Our life is similar to a train journey. The train is continuously on the move, travelling from various places to other places — without any specific starting station or a destination. We passengers board the train at some station and join existing passengers travelling from earlier stations. We travel with them for some distance and some passenger gets down at some station and then some new passengers join us at that station or another station.
Similarly, we also get down at some station, while the remaining passengers continue with their journey. This boarding and disembarking goes on and on with various passengers.
The situation is the same in our lives — taking birth in a family and joining existing family members is like boarding a train at some station and joining other passengers who are already in the midst of their journey. The existing passengers travelling in the train of different natures, ages, backgrounds and attitudes are comparable to the existing family members with different natures, ages and attitudes. Some passengers are good, friendly and affectionate, others are unbothered and some are rude and arrogant. As we have no other option than to travel and adjust with existing passengers having boarded the train, similarly we should adjust with family members in real life too.
During a train journey one of our co-passengers may disembark at some station which signifies one of the family members has died.
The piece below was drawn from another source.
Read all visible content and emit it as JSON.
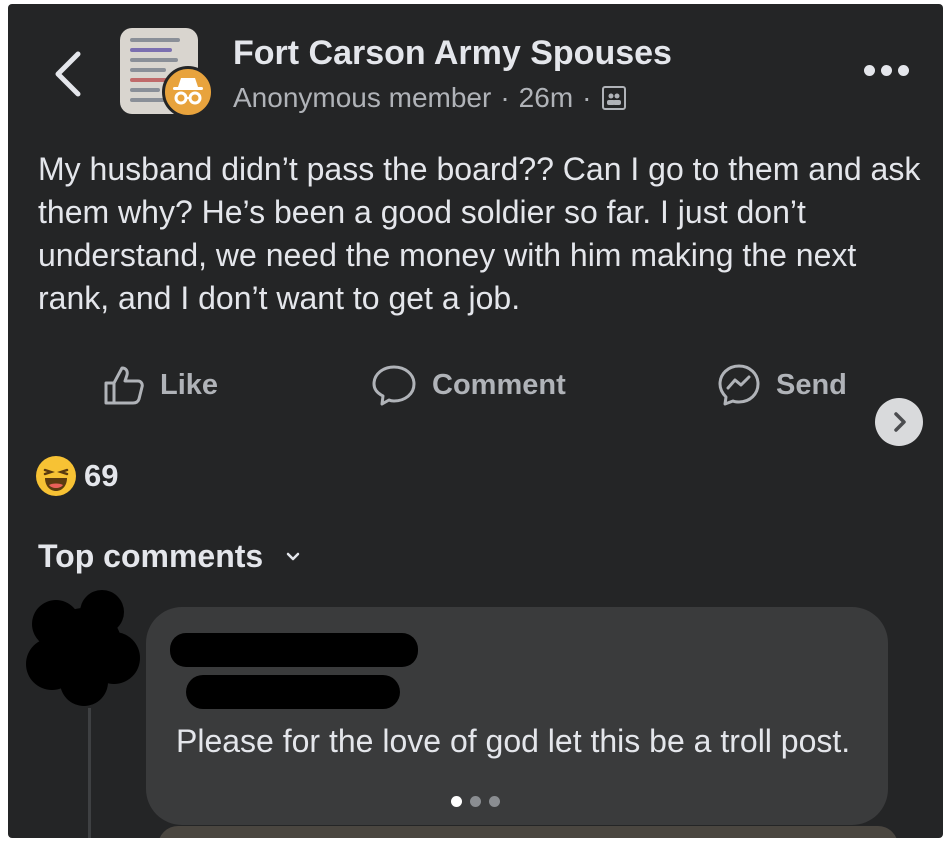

The co-passenger who had disembarked will catch another train going towards another direction which means that the family member who has died will take rebirth to join another family to continue his life journey in a new direction.
In the train journey, we do not develop any attachment or enmity towards passengers even though we like some and do not like others, because we know that the journey with co-passengers is temporary and would come to an end sooner or later. But in real life, even though we know that the life journey is temporary, as birth and death are inevitable, yet we develop undue attachment with those who are good and friendly with us and develop aversion, enmity, hatred towards others who are not good to us. This attachment and aversion is the major cause for all the pains and pleasures in our life.
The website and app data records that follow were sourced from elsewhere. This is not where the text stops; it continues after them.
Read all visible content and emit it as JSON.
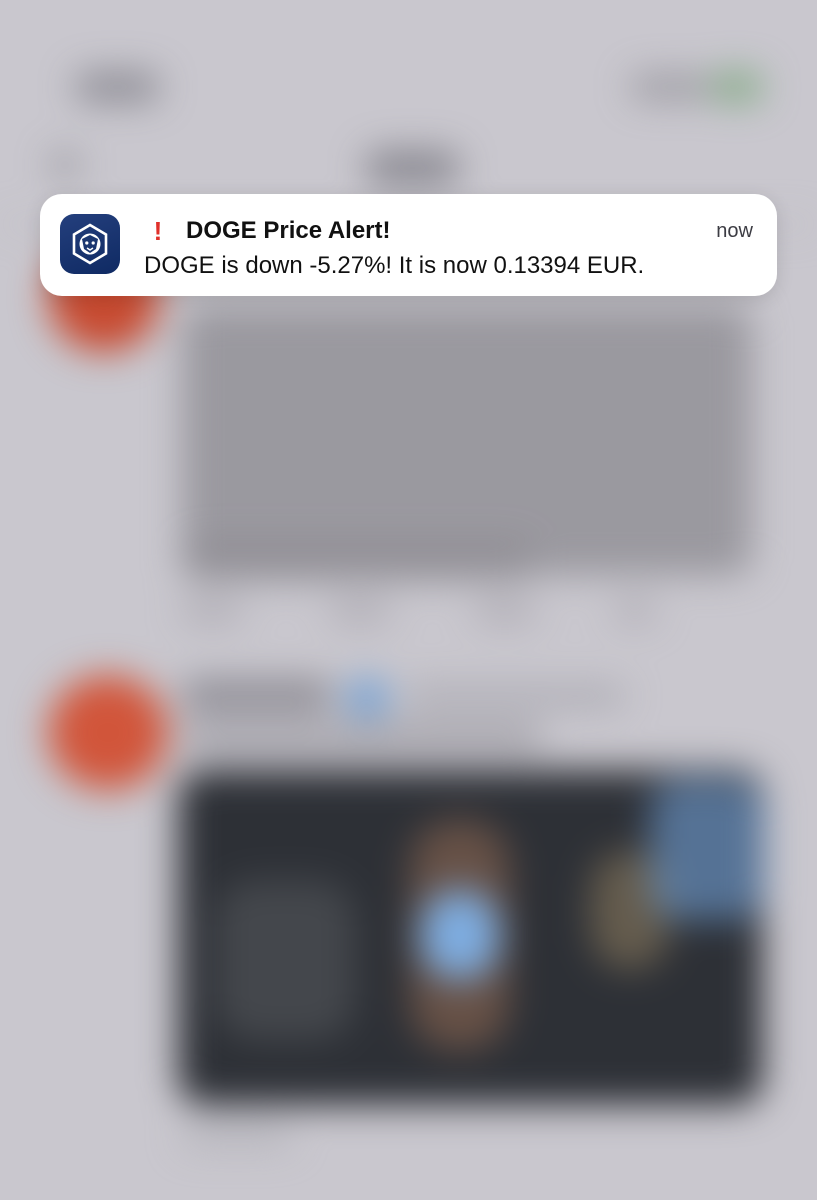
{
  "notification": {
    "app_icon": "crypto-com-lion-icon",
    "alert_icon": "exclamation-icon",
    "alert_symbol": "!",
    "title": "DOGE Price Alert!",
    "time": "now",
    "body": "DOGE is down -5.27%! It is now 0.13394 EUR.",
    "colors": {
      "app_icon_bg": "#1c3770",
      "alert": "#e0302a",
      "banner_bg": "#ffffff"
    }
  }
}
If there could be constant awareness about this fact of a life journey comparable to a train journey, and joining and separation as the basic ingredients of this journey, we would not develop undue attachment or aversion with anybody irrespective of their being good or otherwise. Our life journey would have no peaks of high and low emotions. The sense of duties and responsibilities will prevail over expectations and disappointments. Patience, tolerance and forgiveness will become an indispensable part of one’s attitude. Negative reactions would cease as the subconscious impression of “everything being temporary” will be at the centrestage of our behaviour and attitude.
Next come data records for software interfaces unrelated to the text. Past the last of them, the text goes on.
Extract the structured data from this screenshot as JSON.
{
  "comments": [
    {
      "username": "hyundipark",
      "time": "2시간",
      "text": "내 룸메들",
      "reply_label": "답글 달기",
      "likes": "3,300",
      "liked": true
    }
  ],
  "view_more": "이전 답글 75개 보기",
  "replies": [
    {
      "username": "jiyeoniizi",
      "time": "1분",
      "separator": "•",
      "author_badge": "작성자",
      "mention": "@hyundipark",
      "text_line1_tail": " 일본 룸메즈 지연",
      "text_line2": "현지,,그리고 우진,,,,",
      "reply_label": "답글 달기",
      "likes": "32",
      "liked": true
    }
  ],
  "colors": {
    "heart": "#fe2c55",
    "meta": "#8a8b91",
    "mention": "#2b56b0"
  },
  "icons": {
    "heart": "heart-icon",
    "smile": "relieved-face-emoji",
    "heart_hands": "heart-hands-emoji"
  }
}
Our focus will shift towards our own “self”, the “divine self”. This shift will eventually make our life journey a memorable and enjoyable one.